by Gerry Emmett
The Arab Spring has galvanized resistance to European governments’ aim of resolving capitalism’s crisis on the backs of the working class. Revolutionary ideas communicate across greater barriers than the Mediterranean Sea. Across southern Europe, resistance to austerity has begun to express itself in terms learned from Tahrir Square.
On May 15 a mass movement of Indignados (angry ones) began in Spain with the occupation of the Puerta del Sol in Madrid. As in Tahrir Square the movement was marked by self-organization. One participant echoed the youth of Egypt:
“We believe the best way forward is to be active participants, rather than simply restricted to listening and not acting. This movement is led by popular means, by assemblies, through consensus. It’s the people who decide where this is going; it’s not one person who drags all the others with him–that’s exactly what we want to avoid.”
After a month in which this movement spread to over 50 cities and towns, the Spanish squares are now emptying, as the movement attempts to find its next step.
On May 25, inspired by the Indignados, the movement again sprang up (via a Facebook call) in Athens, Greece’s Syntagma Square. Tens of thousands continue to occupy this square outside the Greek Parliament. Similar occupations have sprung up in cities around the country, becoming known as “the democracy of the squares.”
This new movement is planning to come together with labor in a two-day general strike against austerity on June 27-28. The Greek union bureaucracy won’t call for an open-ended general strike. The ruling class remains bone-terrified by the prospect.
In both Spain and Greece, workers, women, youth, LGBTQ people have participated as part of the People’s Assemblies debating how things could change, and what kind of society they want to live in.
There’s a similarity here to the way the Civil Rights Movement influenced other freedom movements in the U.S. For example, the Free Speech Movement, which sprang up in Berkeley at the University of California in 1964, was directly inspired by the non-violent civil disobedience learned from the Black freedom struggle. Many Berkeley students participated in the Mississippi Freedom Summer.

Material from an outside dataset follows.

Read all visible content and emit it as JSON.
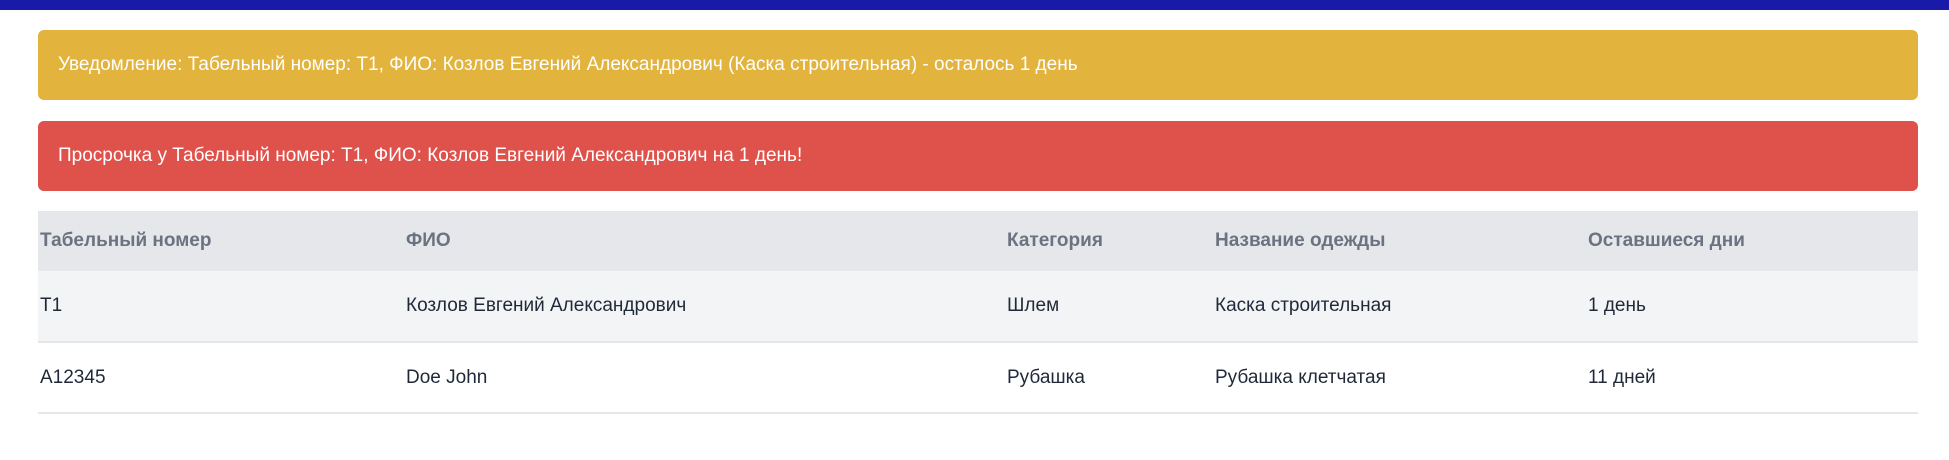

Similarly, a delegation of Egyptian workers was heartily cheered in Syntagma Square.
There has also been a presence in the squares of the Right, in both Spain and Greece, attempting to capitalize on the mass disillusion with established political parties. In any genuine mass movement this will happen. The Young Republicans were also participants in the Free Speech Movement, at the very moment when the Barry Goldwater and George Wallace presidential campaigns were introducing a whole new level of retrogression into U.S. politics–what later became a reactionary onslaught that the world is still fighting today.
To wit: it isn’t enough for revolutionaries to focus only on what we are against. The movement of the squares searches for a positive vision of freedom.